The use of one’s Social Security number as an identifying characteristic is a risky proposition; although, in legitimate circumstances, it can lend credibility towards one’s goals of being identified and tracked for tax purposes. During the Great Depression, in an era of financial upheaval and new regulations, the Social Security program was started as part of the New Deal program in 1936. Created to track the income earnings of individuals within the United States, Social Security numbers have been gone through progressive reforms since their inception. Reforms include punishments for fraud, lowering of age at which an individual receives their Social Security number, and networks of distribution of Social Security numbers throughout the United States. The purpose of Social Security numbers is for the levying of payroll taxes, called Federal Insurance Contributions Act (FICA) or Self Employed Contributions Act (SECA) tax. Paying into Social Security, recorded via Social Security numbers, individuals funded programs of social welfare and social insurance, to be paid out in old age or disability of an individual. Besides its social insurance aspect, your Social Security number’s inherently carries information on your credit, income, and taxes; as a means of identification, it seems that a Social Security number might be too valuable an asset to just hand over.
With such a valuable nine-digit number, the average person is sure to think that the penalties in place certainly must be strict enough to prevent fraudulent identity representation. In the modern controversy of identity theft, it is actually no small wonder that the courts have ruled that use of a stolen Social Security number is not identity theft, given that one uses their own name with the stolen Social Security number. As decided by the Colorado Supreme Court’s precedent, the use of a Social Security number that does not belong to that individual is not identity theft, provided that there was no false use of the true identity tracked under the Social Security number. What this could mean is that, despite the inherent value in credible identification provided by a Social Security number, there is a lack of corresponding punitive measures for those using stolen or falsified Social Security numbers. Although this is not likely to affect the millions of tax paying American citizens, this overall medium to track finances, income, and credit is vulnerable to the illegal immigrant and online hacker population, who might bear no actual punishment even when use of a stolen Social Security number has been proven.

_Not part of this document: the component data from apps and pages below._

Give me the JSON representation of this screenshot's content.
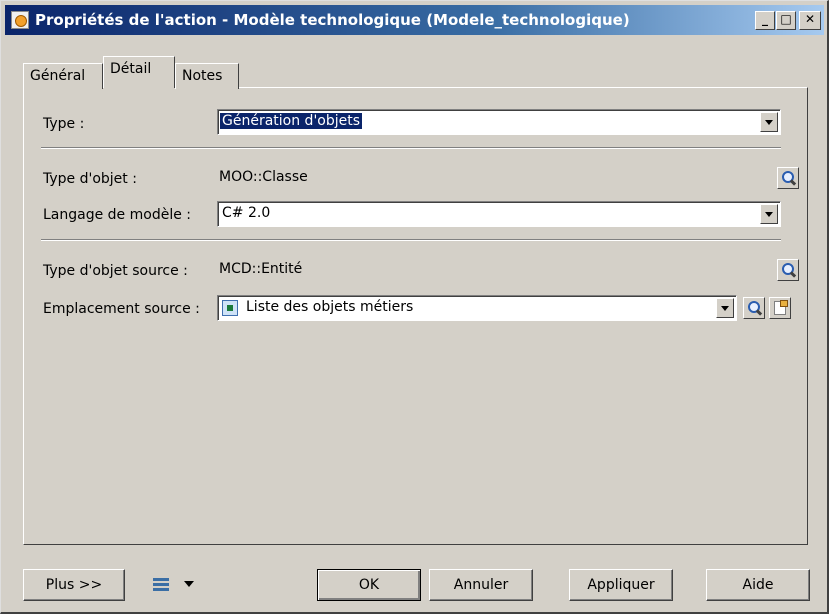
{
  "window": {
    "title": "Propriétés de l'action - Modèle technologique (Modele_technologique)",
    "minimize_glyph": "_",
    "maximize_glyph": "□",
    "close_glyph": "✕"
  },
  "tabs": [
    {
      "label": "Général",
      "active": false
    },
    {
      "label": "Détail",
      "active": true
    },
    {
      "label": "Notes",
      "active": false
    }
  ],
  "detail": {
    "type_label": "Type :",
    "type_value": "Génération d'objets",
    "object_type_label": "Type d'objet :",
    "object_type_value": "MOO::Classe",
    "model_language_label": "Langage de modèle :",
    "model_language_value": "C# 2.0",
    "source_object_type_label": "Type d'objet source :",
    "source_object_type_value": "MCD::Entité",
    "source_location_label": "Emplacement source :",
    "source_location_value": "Liste des objets métiers"
  },
  "footer": {
    "more_label": "Plus >>",
    "ok_label": "OK",
    "cancel_label": "Annuler",
    "apply_label": "Appliquer",
    "help_label": "Aide"
  },
  "icons": {
    "title": "action-icon",
    "properties": "magnifier-icon",
    "open_properties": "properties-icon",
    "list": "list-icon",
    "print": "print-icon"
  }
}
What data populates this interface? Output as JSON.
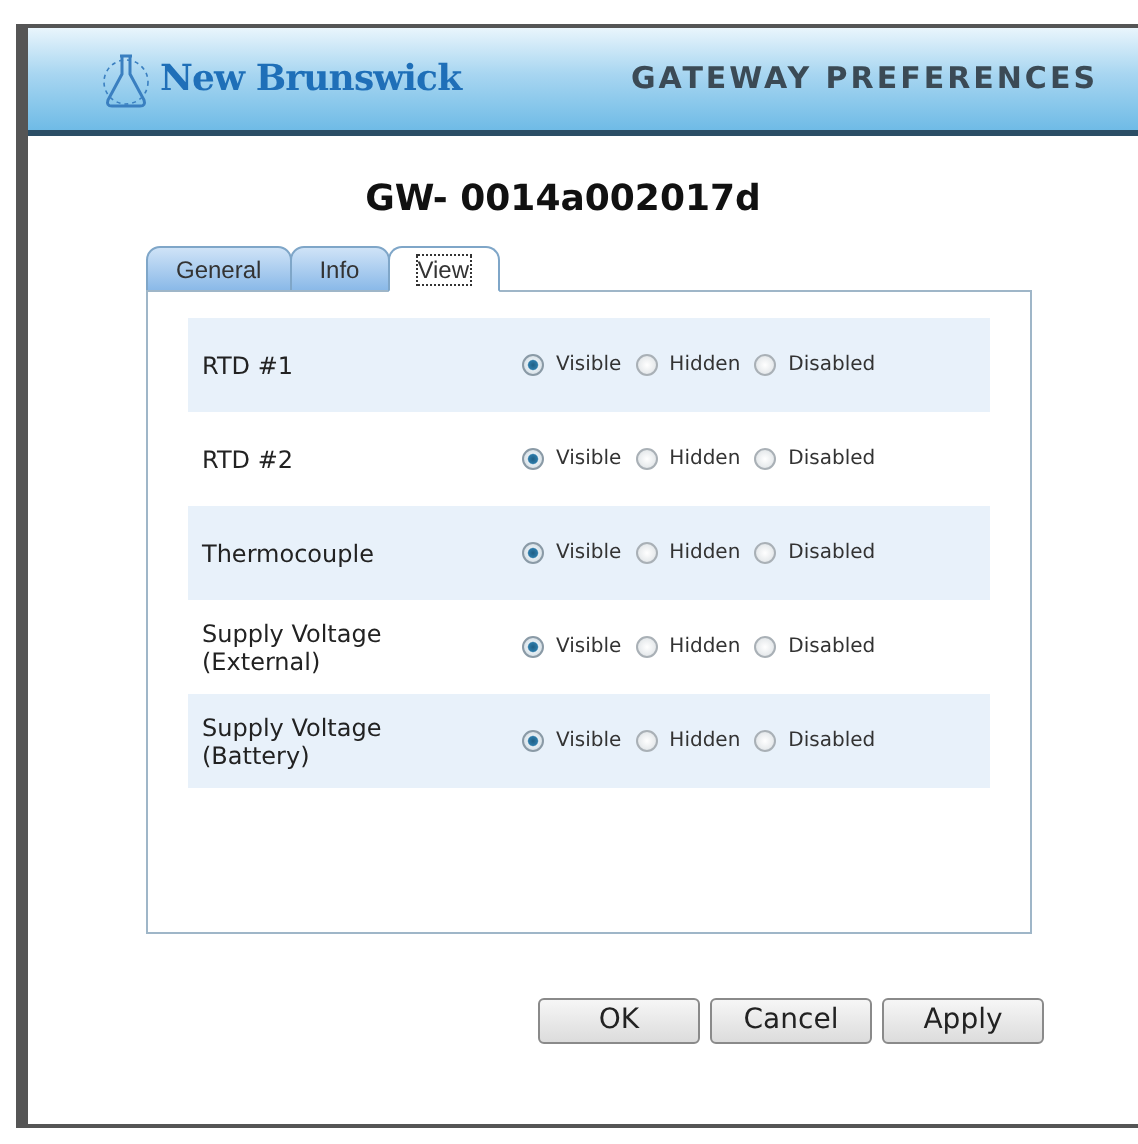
{
  "header": {
    "brand": "New Brunswick",
    "title": "GATEWAY PREFERENCES"
  },
  "device_title": "GW- 0014a002017d",
  "tabs": [
    {
      "label": "General",
      "selected": false
    },
    {
      "label": "Info",
      "selected": false
    },
    {
      "label": "View",
      "selected": true
    }
  ],
  "rows": [
    {
      "label": "RTD #1",
      "options": [
        {
          "label": "Visible",
          "selected": true
        },
        {
          "label": "Hidden",
          "selected": false
        },
        {
          "label": "Disabled",
          "selected": false
        }
      ]
    },
    {
      "label": "RTD #2",
      "options": [
        {
          "label": "Visible",
          "selected": true
        },
        {
          "label": "Hidden",
          "selected": false
        },
        {
          "label": "Disabled",
          "selected": false
        }
      ]
    },
    {
      "label": "Thermocouple",
      "options": [
        {
          "label": "Visible",
          "selected": true
        },
        {
          "label": "Hidden",
          "selected": false
        },
        {
          "label": "Disabled",
          "selected": false
        }
      ]
    },
    {
      "label": "Supply Voltage (External)",
      "options": [
        {
          "label": "Visible",
          "selected": true
        },
        {
          "label": "Hidden",
          "selected": false
        },
        {
          "label": "Disabled",
          "selected": false
        }
      ]
    },
    {
      "label": "Supply Voltage (Battery)",
      "options": [
        {
          "label": "Visible",
          "selected": true
        },
        {
          "label": "Hidden",
          "selected": false
        },
        {
          "label": "Disabled",
          "selected": false
        }
      ]
    }
  ],
  "buttons": [
    "OK",
    "Cancel",
    "Apply"
  ]
}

Thus, we at Secure Identity Ledger Corporation propose three alternatives to use of one’s Social Security number in credible circumstances requiring identification of individual finances and credit. The first is a complete overhaul of the Social Security system. If there was a means of generating identification “usernames” serving as separate entities from Social Security numbers but still granting identification; Social Security numbers might then have a layer of added protection. This requires federal legislation, but a system much like the Individual Taxpayer Identification Number (ITIN) for non-citizens could be created and might alleviate some of the contemporary problems inherent in the Social Security number system. Second, the use of biometric data as credible identification could thwart the problems found
when online hackers and illegal aliens falsify or steal Social Security numbers. As biometric data personally represents an individual, problems may arise in getting the American population to largely approve of such invasive means of credible identification. Lastly, perhaps one’s driver’s license ID number, granted by the state and certified by that state’s Department of Motor vehicles, could serve as adequate identification for an individual’s credit and tax purposes. However, this alternative has problems similar to the problems with Social Security. If individuals are not careful with their driver’s licenses and ID numbers, these identification mediums might fall prey to theft and misrepresentation. The author suggests that a combination of these alternatives, with the current Social Security measures, might suffice in allowing individuals to easily identify themselves, while circumventing possible outside theft or misrepresentation. As mentioned with the first solution, a completely revised Social Security representation system might be the only real, if impractical, lasting solution. Otherwise, it might be left up to internet innovation to produce a new system of identification that would simultaneously permit one’s authorization or transaction to transpire, without unnecessarily giving away more information than one intended.